In a first for a Part 25 aircraft, the FAA has approved the Vision 1 synthetic-vision system from Universal Avionics for use in the Challenger 601-3A. Paired with Universal’s EFI-890R retrofit cockpit, Vision 1 creates a virtual view of the world ahead of the airplane on the primary flight displays by culling data from worldwide terrain and obstacle databases.
Federal Aviation Administration
Raytheon Aircraft yesterday reached the FAA’s five-year time limit for certification of the Hawker 4000 (née Horizon) under Part 25 amendments that existed at the time of type certification application. In anticipation of not receiving type certification before the deadline, Raytheon applied for an extension on May 11, and today the FAA granted an extension of seven months, to December 31.
The comment period was extended to July 1 for the FAA’s draft environmental impact statement on proposed plans to redesign the airspace in the Northeast, which is intended to improve safety, reduce delays and handle growing air traffic.
With the failure of Congress to take any action in the contract dispute between the FAA and the air traffic controllers union, the agency arbitrarily put its last contract proposal into effect as yesterday’s deadline expired. The FAA declared an impasse on April 5 after nine months of negotiations with the National Air Traffic Controllers Association that the agency claimed cost taxpayers $2.3 million.
ADS-B-equipped aircraft will be back on ATC radar screens in Alaska after an absence of several weeks. On March 24, following “misapplication” of separation standards by the Anchorage ARTCC, FAA officials in Washington ordered ADS-B aircraft returns removed from ATC displays.

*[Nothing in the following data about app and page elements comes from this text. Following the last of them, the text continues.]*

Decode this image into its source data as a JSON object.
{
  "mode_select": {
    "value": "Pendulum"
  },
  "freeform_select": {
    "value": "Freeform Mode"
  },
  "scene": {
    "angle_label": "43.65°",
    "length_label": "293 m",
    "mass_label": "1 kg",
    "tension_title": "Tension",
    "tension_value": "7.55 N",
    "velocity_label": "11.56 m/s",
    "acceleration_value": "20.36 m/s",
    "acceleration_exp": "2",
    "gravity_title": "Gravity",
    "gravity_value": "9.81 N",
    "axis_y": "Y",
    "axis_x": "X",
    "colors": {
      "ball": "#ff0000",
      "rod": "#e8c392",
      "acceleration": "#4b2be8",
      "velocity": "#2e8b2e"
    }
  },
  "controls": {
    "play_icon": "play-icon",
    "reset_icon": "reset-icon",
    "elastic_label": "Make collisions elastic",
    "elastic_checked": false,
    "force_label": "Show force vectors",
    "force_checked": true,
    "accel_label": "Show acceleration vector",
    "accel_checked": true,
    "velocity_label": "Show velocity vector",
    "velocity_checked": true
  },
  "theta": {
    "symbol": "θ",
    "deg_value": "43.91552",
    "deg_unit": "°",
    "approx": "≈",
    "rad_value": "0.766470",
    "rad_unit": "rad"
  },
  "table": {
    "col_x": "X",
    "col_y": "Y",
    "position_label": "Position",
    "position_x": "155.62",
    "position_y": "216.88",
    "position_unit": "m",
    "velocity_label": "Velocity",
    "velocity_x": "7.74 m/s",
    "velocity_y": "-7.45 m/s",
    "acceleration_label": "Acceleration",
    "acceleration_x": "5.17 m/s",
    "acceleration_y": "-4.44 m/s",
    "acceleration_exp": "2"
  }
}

As the user-fee battle rages, rhetoric from Air Transport Association member airlines is reaching vast audiences. Lost in the debate, however, is a reference made by ATA v-p of operations and safety Basil Barimo late last year, in which he coined the term “commercial airspace” and attempted to connect the user-fee issue with safety in relation to less experienced pilots flying very light jets in so-called commercial airspace.
A recent NTSB decision has sparked action by AOPA on behalf of Part 91 operators. The Safety Board, ruling on a recent enforcement action against a mechanic (Administrator v. Law), seemed to say that aircraft manufacturers could make service bulletins (SBs) mandatory, essentially giving them the same force of law as an AD. “That is not the FAA’s interpretation of the regulations,” said AOPA.
Rules governing the construction of objectsthat could be an obstruction to safe aircraft operations might get a little more bite. Under proposed amendments to FAR Part 77 published last week, obstruction standards for the so-called “imaginary surfaces” of airports would be revised, resulting in more structures that could be classified as obstructions.
The DOT inspector general’s office will audit the FAA’s progress in implementing its controller workforce plan for hiring approximately 12,500 new controllers to replace those expected to leave over the next 10 years. The agency watchdog will evaluate the FAA’s progress and assess the effectiveness of other initiatives designed to increase controller productivity.
Platinum Jet Management has been slapped with a cease and desist order for the second time since the Challenger overrun accident at Teterboro Airport on February 2 last year. The June 12 DOT order claims Platinum Jet operated the Challenger and other charter flights without economic or regulatory authority. Further, the order contends that because one of Platinum’s three owners was not a U.S.